- **Problem statement**:
For the string "JSON", report how many lines in the records below contain it, and nothing more.

- **Records for this exercise**:
************

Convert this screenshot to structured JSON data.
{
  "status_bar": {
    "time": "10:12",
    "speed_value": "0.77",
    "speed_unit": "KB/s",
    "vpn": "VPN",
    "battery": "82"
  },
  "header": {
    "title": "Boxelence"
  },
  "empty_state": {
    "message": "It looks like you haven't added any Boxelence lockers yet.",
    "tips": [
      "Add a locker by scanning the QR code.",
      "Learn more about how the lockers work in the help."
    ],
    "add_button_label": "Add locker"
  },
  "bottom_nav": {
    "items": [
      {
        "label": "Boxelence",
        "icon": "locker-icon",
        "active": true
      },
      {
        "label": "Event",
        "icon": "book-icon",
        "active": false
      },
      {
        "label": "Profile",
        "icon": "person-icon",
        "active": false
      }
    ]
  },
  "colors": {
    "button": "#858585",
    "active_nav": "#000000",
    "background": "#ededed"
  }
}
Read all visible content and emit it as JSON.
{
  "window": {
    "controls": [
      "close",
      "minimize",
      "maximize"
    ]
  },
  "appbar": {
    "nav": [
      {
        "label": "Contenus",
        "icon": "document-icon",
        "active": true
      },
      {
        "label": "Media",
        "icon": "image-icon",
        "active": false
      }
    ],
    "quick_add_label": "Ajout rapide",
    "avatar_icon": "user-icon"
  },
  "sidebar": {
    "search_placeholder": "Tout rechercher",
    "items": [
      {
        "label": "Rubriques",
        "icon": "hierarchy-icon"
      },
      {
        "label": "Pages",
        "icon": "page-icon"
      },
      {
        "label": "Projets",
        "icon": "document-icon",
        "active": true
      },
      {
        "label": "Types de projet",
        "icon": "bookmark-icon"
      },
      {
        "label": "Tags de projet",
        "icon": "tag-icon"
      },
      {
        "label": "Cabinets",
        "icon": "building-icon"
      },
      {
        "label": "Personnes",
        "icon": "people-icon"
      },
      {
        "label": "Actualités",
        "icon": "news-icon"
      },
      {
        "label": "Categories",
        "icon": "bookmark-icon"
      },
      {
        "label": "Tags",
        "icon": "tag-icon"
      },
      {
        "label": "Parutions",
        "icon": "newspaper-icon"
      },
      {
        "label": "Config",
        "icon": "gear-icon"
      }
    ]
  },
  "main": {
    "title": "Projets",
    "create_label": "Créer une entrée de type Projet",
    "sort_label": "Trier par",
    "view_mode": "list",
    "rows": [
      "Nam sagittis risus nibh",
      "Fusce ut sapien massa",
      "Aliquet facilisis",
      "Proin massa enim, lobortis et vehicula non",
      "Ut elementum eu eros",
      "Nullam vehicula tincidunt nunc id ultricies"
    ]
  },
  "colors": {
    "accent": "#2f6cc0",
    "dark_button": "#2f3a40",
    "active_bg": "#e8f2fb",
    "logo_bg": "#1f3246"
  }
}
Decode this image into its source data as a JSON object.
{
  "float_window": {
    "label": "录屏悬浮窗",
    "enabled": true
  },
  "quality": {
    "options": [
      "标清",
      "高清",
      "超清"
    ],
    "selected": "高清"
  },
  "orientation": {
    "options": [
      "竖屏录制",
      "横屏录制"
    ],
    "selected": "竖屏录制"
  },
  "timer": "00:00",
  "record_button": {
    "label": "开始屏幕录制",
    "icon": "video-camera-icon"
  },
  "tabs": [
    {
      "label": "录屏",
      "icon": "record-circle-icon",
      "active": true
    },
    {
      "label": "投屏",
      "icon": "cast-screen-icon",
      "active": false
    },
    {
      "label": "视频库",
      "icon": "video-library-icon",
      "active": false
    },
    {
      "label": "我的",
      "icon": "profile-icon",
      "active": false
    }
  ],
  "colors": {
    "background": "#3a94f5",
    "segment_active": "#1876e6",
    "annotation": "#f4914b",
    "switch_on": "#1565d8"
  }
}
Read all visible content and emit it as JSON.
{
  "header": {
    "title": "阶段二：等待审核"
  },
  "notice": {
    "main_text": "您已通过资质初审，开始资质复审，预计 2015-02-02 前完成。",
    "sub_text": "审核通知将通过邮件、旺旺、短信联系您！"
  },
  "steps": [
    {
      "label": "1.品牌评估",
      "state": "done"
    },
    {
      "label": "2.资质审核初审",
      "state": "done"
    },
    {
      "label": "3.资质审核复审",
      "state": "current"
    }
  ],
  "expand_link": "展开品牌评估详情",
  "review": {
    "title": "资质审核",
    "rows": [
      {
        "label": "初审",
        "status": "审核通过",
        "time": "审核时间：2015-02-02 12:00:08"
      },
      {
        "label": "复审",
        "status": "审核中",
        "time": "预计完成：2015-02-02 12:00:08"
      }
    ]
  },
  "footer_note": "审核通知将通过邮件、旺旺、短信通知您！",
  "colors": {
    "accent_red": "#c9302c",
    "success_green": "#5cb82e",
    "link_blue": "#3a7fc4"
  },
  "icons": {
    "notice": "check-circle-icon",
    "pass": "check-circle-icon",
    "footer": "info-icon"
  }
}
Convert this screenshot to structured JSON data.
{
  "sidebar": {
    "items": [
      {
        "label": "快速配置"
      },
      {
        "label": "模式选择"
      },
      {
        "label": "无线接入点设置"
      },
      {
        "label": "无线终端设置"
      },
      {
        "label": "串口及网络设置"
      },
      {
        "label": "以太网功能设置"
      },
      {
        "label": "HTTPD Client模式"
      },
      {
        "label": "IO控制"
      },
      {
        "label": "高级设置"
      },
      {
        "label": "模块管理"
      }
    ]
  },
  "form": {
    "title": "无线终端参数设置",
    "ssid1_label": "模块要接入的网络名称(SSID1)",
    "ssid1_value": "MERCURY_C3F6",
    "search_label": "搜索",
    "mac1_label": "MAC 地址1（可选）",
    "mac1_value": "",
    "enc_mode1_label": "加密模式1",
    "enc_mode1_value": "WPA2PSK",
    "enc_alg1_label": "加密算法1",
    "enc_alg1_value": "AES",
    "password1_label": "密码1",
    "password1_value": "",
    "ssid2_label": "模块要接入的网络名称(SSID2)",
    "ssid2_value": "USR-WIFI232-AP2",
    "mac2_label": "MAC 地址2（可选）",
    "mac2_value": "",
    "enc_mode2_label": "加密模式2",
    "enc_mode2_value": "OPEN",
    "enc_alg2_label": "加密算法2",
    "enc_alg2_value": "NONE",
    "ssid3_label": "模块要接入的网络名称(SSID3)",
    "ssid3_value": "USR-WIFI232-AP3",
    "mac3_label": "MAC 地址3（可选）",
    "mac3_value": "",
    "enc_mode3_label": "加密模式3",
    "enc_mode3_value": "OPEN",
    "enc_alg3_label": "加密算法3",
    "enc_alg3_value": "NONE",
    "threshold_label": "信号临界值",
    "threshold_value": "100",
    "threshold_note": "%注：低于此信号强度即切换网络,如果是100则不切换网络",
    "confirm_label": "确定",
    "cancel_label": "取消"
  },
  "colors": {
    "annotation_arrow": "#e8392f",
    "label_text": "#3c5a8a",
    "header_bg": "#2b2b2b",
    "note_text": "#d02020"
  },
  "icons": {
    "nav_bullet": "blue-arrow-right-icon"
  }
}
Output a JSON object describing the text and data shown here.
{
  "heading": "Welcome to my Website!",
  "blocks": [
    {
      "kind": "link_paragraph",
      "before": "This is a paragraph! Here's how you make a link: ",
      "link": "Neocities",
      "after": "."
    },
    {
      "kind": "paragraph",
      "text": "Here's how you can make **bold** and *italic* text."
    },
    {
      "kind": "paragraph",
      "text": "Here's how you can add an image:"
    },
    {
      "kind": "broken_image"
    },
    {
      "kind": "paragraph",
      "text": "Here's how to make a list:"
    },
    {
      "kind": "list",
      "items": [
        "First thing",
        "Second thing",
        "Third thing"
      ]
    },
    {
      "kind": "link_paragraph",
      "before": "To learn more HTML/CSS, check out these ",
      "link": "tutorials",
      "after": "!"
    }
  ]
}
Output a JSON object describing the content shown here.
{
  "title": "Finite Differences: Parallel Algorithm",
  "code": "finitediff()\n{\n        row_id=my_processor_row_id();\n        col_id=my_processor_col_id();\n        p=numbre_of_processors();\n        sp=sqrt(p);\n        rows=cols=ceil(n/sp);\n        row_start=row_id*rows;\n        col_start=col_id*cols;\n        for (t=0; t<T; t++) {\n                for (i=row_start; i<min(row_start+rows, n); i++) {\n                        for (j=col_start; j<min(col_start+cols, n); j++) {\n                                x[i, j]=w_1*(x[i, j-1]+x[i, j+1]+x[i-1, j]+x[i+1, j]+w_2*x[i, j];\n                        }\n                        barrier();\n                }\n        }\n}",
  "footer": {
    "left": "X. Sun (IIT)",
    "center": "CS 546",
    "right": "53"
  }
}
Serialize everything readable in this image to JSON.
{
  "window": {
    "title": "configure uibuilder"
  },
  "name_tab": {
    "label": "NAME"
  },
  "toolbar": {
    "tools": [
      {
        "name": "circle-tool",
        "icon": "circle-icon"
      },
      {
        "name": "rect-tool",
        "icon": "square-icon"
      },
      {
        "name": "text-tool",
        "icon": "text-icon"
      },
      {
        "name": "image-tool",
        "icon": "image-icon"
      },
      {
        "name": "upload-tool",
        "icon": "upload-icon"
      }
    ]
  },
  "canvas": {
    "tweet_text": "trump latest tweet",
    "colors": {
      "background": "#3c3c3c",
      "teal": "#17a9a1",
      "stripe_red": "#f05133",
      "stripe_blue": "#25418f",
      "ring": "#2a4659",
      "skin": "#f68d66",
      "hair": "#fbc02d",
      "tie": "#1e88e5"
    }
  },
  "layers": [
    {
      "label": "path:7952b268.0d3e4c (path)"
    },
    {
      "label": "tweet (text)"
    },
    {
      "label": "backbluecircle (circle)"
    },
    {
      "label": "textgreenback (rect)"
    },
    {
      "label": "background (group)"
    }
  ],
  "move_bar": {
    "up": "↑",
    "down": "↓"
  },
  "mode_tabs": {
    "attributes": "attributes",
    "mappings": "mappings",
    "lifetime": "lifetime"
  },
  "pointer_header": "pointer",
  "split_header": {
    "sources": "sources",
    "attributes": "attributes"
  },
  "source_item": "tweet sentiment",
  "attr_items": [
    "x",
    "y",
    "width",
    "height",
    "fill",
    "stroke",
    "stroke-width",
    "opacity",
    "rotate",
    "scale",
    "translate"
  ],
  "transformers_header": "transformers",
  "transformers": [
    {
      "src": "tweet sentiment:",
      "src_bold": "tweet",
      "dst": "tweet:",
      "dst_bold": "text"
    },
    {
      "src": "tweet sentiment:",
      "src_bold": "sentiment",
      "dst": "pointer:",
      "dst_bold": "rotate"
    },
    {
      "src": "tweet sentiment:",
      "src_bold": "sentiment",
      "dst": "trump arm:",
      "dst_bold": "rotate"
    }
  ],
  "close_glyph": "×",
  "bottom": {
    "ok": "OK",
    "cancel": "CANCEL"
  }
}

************

- **Response area**:
8